  25. Armstrong, J. A., Bloembergen, N., Ducuing, J. & Pershan, P. S. Light waves at the boundary of nonlinear media. Phys. Rev. 128, 606–622 (1962)

    Article  MathSciNet  Google Scholar 

  26. McCall, S. L. & Hahn, E. L. Self-induced transparency. Phys. Rev. 183, 457–490 (1969)

    Article  ADS  Google Scholar 

  27. Bock, N. A., Konyer, N. B. & Henkelman, R. M. Multiple-mouse MRI. Magn. Reson. Med. 49, 158–167 (2003)

    Article  Google Scholar 

  28. Christ, A. et al. Development of CAD based anatomical human body models of two adults and two children. EBEA 2007, abstr. S-4-2 (8th Internat. Congr. Eur. BioElectromag. Assoc., 2007)

    Google Scholar 

Download references


We thank N. van den Berg and A. Trabesinger for discussions. We are also grateful to P. Boesiger for his leading role in creating the 7T facility. This work was funded in part by the Swiss National Science Foundation (Project 116400) and by the Velux Foundation. Technical support from Philips Healthcare is also gratefully acknowledged.

Author Contributions D.O.B.: basic concept, antenna design and construction, bench experiments, magnetic resonance experiments, manuscript. N.D.Z.: conceptual considerations, assistance with antenna design, assistance with bench and magnetic resonance experiments, editing. J.F.: conceptual considerations, FDTD models, radio-frequency safety validation, editing. J.P.: FDTD models. K.P.P.: conceptual considerations, assistance with magnetic resonance experiments, manuscript, supervision.

Author information

Authors and Affiliations

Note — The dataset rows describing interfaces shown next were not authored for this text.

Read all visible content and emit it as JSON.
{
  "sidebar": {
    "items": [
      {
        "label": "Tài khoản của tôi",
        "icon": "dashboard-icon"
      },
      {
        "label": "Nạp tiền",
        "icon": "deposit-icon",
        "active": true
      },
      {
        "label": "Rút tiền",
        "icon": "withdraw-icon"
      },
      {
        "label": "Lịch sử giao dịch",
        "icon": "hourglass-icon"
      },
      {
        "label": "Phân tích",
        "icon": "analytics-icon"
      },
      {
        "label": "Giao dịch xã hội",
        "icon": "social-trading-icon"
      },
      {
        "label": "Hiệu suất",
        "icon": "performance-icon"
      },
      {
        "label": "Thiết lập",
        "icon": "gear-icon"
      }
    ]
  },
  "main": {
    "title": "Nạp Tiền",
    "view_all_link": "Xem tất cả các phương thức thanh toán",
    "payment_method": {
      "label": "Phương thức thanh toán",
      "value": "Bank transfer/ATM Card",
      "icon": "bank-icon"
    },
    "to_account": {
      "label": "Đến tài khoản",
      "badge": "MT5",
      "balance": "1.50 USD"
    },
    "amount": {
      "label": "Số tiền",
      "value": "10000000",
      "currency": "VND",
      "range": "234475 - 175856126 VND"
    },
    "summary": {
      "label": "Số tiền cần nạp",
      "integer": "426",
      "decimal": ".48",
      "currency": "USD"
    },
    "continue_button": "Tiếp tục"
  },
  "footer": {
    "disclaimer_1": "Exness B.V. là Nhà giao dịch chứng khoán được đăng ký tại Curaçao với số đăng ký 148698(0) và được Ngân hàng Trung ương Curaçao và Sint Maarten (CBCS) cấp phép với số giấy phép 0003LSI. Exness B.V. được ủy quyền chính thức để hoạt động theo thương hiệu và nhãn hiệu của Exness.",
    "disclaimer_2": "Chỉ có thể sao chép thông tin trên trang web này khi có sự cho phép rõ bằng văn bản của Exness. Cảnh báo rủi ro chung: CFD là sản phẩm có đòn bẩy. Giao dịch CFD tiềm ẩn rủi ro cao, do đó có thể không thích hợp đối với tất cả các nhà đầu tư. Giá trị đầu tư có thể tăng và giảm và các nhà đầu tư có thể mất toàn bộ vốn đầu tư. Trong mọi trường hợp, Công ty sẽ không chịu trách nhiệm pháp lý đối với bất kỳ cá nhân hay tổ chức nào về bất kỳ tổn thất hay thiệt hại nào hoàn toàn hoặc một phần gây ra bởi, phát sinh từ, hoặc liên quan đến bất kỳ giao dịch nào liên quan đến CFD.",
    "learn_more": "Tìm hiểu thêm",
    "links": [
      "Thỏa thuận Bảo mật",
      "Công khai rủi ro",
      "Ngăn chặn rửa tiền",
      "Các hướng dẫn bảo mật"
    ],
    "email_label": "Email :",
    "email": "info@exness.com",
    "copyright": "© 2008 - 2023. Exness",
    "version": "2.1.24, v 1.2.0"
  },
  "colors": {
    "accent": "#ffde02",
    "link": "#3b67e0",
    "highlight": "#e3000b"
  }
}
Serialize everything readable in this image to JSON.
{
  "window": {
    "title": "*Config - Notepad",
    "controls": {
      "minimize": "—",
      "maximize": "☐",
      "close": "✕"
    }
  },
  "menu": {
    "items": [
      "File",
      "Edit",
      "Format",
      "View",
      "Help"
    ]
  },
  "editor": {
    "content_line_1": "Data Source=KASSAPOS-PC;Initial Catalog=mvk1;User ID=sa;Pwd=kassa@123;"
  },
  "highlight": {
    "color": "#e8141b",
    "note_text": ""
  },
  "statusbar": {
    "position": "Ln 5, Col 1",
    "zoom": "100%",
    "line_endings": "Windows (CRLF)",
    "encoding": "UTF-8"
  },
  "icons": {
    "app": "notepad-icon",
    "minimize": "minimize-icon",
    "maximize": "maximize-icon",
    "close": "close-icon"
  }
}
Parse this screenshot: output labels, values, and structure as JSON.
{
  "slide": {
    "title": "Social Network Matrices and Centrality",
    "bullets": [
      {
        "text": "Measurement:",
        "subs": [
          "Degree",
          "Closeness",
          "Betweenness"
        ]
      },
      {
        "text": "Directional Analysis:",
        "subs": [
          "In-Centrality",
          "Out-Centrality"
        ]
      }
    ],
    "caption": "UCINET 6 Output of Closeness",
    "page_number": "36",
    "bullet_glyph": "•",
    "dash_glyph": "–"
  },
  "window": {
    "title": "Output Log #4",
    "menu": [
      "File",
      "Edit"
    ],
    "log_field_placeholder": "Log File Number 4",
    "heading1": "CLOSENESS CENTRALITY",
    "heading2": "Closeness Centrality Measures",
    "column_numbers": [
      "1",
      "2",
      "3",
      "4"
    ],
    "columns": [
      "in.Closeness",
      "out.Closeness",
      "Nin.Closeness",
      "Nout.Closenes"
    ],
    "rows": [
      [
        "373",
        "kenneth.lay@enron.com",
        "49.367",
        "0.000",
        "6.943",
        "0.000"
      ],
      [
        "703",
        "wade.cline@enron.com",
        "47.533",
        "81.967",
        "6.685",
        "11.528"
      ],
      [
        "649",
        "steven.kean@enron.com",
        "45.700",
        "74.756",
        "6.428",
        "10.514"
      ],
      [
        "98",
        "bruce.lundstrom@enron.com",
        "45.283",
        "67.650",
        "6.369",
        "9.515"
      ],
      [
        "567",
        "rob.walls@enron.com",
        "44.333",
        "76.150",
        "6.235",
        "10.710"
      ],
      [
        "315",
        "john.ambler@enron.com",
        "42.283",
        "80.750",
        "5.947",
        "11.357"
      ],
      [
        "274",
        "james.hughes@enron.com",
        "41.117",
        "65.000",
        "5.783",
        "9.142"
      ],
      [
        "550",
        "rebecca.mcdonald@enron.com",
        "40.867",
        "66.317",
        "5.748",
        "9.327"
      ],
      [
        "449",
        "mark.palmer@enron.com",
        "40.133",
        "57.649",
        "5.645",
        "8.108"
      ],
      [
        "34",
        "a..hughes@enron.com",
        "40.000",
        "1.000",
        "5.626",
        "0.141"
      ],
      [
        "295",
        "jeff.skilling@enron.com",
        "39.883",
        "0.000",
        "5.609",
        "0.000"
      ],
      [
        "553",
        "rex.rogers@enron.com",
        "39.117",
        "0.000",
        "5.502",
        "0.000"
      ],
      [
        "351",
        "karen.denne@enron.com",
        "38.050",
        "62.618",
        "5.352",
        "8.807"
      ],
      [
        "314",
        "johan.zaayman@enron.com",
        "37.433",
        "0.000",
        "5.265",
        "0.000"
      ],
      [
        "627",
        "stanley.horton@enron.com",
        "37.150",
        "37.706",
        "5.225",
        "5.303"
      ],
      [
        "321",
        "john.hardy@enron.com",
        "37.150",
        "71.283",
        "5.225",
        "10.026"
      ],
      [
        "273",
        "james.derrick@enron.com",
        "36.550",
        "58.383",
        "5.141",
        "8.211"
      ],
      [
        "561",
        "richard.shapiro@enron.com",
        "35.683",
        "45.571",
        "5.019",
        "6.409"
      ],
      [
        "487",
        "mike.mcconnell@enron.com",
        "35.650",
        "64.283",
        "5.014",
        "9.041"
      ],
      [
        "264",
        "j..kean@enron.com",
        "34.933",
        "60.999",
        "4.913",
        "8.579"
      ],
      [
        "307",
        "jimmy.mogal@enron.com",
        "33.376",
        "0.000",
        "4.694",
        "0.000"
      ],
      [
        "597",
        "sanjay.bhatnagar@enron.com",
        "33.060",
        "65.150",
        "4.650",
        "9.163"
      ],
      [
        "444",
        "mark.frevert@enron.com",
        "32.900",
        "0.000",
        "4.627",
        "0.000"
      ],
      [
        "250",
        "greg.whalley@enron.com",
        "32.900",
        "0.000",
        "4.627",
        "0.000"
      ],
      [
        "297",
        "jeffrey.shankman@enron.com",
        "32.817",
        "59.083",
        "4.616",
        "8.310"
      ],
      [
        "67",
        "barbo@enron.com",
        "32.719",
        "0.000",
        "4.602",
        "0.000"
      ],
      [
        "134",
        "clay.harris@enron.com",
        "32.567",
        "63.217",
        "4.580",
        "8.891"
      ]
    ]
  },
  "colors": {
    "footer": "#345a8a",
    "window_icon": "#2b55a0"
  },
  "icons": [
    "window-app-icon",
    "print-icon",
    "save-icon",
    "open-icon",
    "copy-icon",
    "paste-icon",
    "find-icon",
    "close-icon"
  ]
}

Corresponding author

Correspondence to Klaas P. Pruessmann.

PowerPoint slides

Rights and permissions

Reprints and Permissions

About this article

Cite this article

Brunner, D., De Zanche, N., Fröhlich, J. et al. Travelling-wave nuclear magnetic resonance. Nature 457, 994–998 (2009).

Download citation

  • Received:

  • Accepted:

  • Issue Date:

  • DOI:

This article is cited by


By submitting a comment you agree to abide by our Terms and Community Guidelines. If you find something abusive or that does not comply with our terms or guidelines please flag it as inappropriate.


Quick links

Nature Briefing

Sign up for the Nature Briefing newsletter — what matters in science, free to your inbox daily.

Get the most important science stories of the day, free in your inbox. Sign up for Nature Briefing